Stored data entries:
-------------------------

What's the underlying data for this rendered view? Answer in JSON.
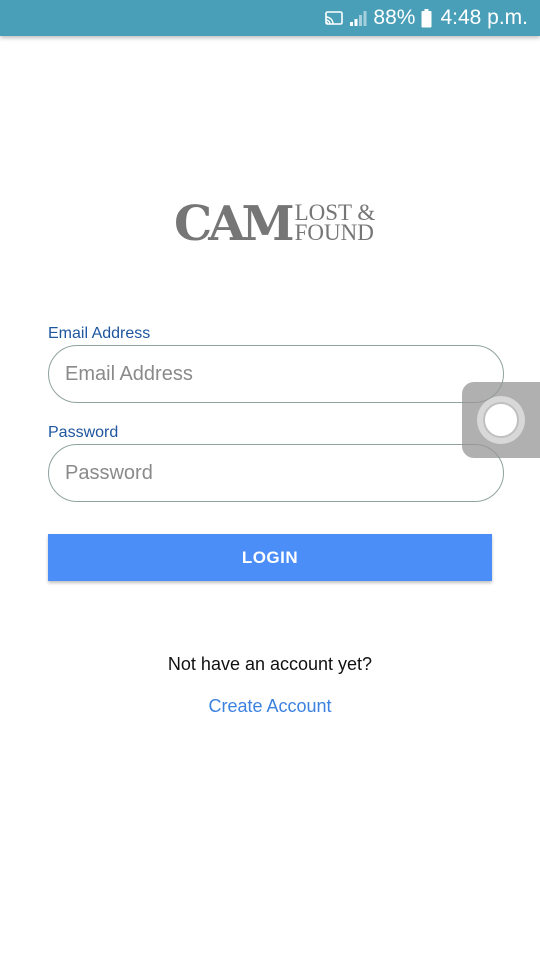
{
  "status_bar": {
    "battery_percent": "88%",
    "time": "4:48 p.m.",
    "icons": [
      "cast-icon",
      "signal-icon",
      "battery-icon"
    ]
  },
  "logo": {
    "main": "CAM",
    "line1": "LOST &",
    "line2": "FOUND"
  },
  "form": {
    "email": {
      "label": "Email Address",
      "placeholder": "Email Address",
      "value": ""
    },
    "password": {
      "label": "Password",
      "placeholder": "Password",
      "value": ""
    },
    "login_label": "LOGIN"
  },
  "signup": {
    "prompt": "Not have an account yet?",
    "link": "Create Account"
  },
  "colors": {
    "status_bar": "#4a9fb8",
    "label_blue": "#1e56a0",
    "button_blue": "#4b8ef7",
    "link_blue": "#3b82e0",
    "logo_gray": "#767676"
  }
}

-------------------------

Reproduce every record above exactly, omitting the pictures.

- Answer to this problem -
What's the underlying data for this rendered view? Answer in JSON.
{
  "status_bar": {
    "battery_percent": "88%",
    "time": "4:48 p.m.",
    "icons": [
      "cast-icon",
      "signal-icon",
      "battery-icon"
    ]
  },
  "logo": {
    "main": "CAM",
    "line1": "LOST &",
    "line2": "FOUND"
  },
  "form": {
    "email": {
      "label": "Email Address",
      "placeholder": "Email Address",
      "value": ""
    },
    "password": {
      "label": "Password",
      "placeholder": "Password",
      "value": ""
    },
    "login_label": "LOGIN"
  },
  "signup": {
    "prompt": "Not have an account yet?",
    "link": "Create Account"
  },
  "colors": {
    "status_bar": "#4a9fb8",
    "label_blue": "#1e56a0",
    "button_blue": "#4b8ef7",
    "link_blue": "#3b82e0",
    "logo_gray": "#767676"
  }
}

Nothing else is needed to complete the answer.